    The following two rooms were involved in science monitoring and operations on Apollo flights. They were manned as necessary for the phase of the mission as follows:

     The Science Operations Room #314A included:

    • Mission Scientist.
    • Science & Applications Division representative.
    • Experiments Officer. Manager of the room.
    • Surface Operations Engineer.
    • Lunar Geology Experiment Principal Investigators.
    • Principal Investigators.
    • NASA Headquarters Monitor.
    • Science & Applications Division Data Manager.
    • Photography Coordinator.
    • Manned Spacecraft Center Chief Scientist.

    This room was mainly responsible for the lunar geology experiments being conducted by the two astronauts on the surface. After the LM had left the Moon, additional scientists and engineers would move into this room to monitor the ALSEP.

    The Satellite Control Room/ALSEP Room #314B (adjacent to #314A) included:

    • ALSEP Senior Engineer. Manager of the room.
    • ALSEP Systems Engineer.
    • ALSEP Data Engineer.
    • ALSEP Principal Investigators.
    • Plotters

    This room supported ALSEP during the time that the six stations and their instruments were operating, running from July 1969 through to the termination of the program on September 30, 1977. These adjacent rooms would be occupied by as many as 40 scientists, engineers, managers and technicians, depending on the level of activities.

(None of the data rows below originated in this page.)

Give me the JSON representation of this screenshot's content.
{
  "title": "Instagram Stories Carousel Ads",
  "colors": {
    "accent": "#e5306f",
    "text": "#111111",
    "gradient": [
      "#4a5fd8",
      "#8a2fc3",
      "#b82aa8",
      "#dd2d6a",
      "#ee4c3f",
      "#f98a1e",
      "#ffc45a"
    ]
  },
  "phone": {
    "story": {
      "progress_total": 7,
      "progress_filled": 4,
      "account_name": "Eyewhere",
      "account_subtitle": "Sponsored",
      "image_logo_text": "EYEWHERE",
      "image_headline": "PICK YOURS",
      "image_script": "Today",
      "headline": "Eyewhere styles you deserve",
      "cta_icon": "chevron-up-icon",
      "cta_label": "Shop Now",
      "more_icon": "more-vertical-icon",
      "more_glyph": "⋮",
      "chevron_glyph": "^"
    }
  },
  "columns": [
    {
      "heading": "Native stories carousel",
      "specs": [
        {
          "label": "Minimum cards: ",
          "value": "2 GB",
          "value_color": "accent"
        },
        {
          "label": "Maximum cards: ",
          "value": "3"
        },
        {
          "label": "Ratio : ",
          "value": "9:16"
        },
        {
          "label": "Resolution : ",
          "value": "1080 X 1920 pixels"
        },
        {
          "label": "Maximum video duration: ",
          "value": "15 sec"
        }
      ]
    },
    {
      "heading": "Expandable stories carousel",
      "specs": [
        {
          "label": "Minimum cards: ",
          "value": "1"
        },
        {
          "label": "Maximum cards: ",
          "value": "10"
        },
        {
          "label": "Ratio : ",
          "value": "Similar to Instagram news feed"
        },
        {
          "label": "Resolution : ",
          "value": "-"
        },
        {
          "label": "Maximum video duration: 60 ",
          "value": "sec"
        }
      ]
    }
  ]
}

The scientists came from universities all over the country. The engineers were from the companies that made the experiments.

    Also supporting the SSR was the Science Data Room (#210A). This room on the second floor was a working area for the Lunar Geology Experiments Team during the lunar surface phase. These people coordinated with the Lunar Missions Office of the Science & Operations Division. There was also some coordination with the MER in Building 45 and with the Lunar Mapping Science Lab in Building 226.

    None of these rooms are part of the National Historic Landmark and therefore will not be restored.